Data supplied START

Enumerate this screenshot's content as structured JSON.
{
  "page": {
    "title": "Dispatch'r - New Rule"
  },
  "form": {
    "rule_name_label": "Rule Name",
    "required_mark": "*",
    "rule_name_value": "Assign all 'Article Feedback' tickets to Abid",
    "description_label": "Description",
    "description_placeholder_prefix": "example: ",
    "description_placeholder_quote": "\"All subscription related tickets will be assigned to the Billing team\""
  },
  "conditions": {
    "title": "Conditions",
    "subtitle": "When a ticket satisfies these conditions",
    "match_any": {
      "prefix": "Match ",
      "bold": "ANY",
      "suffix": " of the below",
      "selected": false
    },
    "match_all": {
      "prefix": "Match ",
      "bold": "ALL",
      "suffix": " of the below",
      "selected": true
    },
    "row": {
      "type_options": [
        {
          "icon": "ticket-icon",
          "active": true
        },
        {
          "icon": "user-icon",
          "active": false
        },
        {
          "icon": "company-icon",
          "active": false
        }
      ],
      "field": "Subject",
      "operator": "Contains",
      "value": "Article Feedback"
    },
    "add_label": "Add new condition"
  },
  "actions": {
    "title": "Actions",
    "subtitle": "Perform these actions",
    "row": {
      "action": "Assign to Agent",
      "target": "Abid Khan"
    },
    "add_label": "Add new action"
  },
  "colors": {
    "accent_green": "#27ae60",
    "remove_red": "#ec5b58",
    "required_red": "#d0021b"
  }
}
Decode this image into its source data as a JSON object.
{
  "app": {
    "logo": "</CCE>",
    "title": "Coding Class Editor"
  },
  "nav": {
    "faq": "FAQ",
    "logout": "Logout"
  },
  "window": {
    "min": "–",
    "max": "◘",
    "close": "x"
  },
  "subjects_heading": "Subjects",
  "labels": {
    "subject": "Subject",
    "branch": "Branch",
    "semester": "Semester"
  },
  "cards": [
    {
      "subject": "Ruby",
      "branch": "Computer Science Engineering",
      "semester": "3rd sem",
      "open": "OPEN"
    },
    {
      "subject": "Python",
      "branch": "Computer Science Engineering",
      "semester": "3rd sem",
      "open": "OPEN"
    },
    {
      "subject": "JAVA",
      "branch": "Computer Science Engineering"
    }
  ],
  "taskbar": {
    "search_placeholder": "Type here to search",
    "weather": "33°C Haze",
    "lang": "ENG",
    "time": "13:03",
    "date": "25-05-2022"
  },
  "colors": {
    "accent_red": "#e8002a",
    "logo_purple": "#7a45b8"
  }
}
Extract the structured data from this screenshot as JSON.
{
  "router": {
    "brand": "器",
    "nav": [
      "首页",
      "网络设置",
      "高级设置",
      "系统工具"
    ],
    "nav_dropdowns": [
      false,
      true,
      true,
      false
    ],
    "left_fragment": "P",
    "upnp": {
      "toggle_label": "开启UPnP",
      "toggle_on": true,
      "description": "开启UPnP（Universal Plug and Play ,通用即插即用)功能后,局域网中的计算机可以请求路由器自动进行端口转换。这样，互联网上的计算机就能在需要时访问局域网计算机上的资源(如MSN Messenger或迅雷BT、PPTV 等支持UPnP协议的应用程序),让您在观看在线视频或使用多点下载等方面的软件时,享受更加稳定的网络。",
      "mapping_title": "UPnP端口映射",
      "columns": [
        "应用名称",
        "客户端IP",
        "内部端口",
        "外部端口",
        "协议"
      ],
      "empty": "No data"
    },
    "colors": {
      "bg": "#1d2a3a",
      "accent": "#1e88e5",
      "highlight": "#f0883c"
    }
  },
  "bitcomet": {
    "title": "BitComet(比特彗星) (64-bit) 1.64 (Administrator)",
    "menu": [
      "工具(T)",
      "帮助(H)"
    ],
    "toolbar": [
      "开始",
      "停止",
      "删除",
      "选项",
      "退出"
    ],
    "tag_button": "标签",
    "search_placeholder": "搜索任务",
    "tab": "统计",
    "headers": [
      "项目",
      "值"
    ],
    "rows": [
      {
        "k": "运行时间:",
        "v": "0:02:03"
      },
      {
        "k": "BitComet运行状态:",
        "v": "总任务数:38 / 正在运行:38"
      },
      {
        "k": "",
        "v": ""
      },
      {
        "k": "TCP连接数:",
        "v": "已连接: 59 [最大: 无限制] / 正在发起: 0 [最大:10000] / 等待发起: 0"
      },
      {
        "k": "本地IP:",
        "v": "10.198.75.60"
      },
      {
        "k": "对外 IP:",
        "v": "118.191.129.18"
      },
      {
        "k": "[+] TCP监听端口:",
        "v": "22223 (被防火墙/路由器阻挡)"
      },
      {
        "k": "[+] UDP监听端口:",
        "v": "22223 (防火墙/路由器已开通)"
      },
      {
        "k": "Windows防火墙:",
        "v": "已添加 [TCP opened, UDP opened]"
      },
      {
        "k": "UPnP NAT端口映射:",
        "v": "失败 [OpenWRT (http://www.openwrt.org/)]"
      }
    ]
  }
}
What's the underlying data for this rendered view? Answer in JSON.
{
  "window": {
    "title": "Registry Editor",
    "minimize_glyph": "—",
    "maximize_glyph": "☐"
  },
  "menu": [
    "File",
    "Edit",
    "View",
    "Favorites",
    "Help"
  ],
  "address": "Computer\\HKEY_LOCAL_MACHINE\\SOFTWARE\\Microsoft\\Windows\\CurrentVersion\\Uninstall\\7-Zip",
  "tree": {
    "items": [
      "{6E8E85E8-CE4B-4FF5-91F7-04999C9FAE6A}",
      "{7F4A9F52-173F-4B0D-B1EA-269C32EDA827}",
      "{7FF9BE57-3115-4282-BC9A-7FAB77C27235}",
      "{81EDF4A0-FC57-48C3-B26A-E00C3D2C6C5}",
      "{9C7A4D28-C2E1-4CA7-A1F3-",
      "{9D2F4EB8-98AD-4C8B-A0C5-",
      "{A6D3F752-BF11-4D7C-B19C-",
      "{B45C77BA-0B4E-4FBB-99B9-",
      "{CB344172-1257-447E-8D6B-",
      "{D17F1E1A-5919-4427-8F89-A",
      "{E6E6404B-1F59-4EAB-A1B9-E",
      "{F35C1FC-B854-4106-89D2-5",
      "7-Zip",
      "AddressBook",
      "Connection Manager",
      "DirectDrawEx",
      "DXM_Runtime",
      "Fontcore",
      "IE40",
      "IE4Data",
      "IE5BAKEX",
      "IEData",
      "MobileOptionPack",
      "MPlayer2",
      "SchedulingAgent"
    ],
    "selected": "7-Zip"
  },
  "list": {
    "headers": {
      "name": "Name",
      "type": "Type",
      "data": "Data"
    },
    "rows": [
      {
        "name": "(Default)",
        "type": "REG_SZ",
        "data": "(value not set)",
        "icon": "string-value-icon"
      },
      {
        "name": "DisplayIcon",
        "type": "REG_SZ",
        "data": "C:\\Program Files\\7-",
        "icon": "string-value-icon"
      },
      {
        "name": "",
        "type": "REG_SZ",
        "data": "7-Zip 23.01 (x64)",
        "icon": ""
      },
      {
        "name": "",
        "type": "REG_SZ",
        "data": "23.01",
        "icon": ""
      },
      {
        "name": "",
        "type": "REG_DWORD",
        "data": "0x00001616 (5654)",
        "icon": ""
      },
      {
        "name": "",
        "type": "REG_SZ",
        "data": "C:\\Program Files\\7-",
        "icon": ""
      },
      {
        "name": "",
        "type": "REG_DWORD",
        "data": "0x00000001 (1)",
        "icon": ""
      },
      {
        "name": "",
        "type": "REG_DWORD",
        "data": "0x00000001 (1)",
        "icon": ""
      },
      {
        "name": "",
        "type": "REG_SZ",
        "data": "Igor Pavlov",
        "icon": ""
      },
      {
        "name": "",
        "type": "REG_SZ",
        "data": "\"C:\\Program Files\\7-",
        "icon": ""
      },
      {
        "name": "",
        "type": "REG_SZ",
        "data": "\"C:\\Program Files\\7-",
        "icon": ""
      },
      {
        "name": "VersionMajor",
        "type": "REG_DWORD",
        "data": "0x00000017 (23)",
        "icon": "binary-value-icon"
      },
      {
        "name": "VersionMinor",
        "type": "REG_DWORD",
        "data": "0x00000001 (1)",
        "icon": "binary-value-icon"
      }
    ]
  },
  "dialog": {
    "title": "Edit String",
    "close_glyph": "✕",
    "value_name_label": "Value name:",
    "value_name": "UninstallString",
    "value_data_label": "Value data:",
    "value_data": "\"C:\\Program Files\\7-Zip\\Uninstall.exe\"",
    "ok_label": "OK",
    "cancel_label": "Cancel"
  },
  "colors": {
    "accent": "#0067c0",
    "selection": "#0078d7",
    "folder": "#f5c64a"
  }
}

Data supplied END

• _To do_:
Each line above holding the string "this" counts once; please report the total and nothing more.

• _Task answer_:
4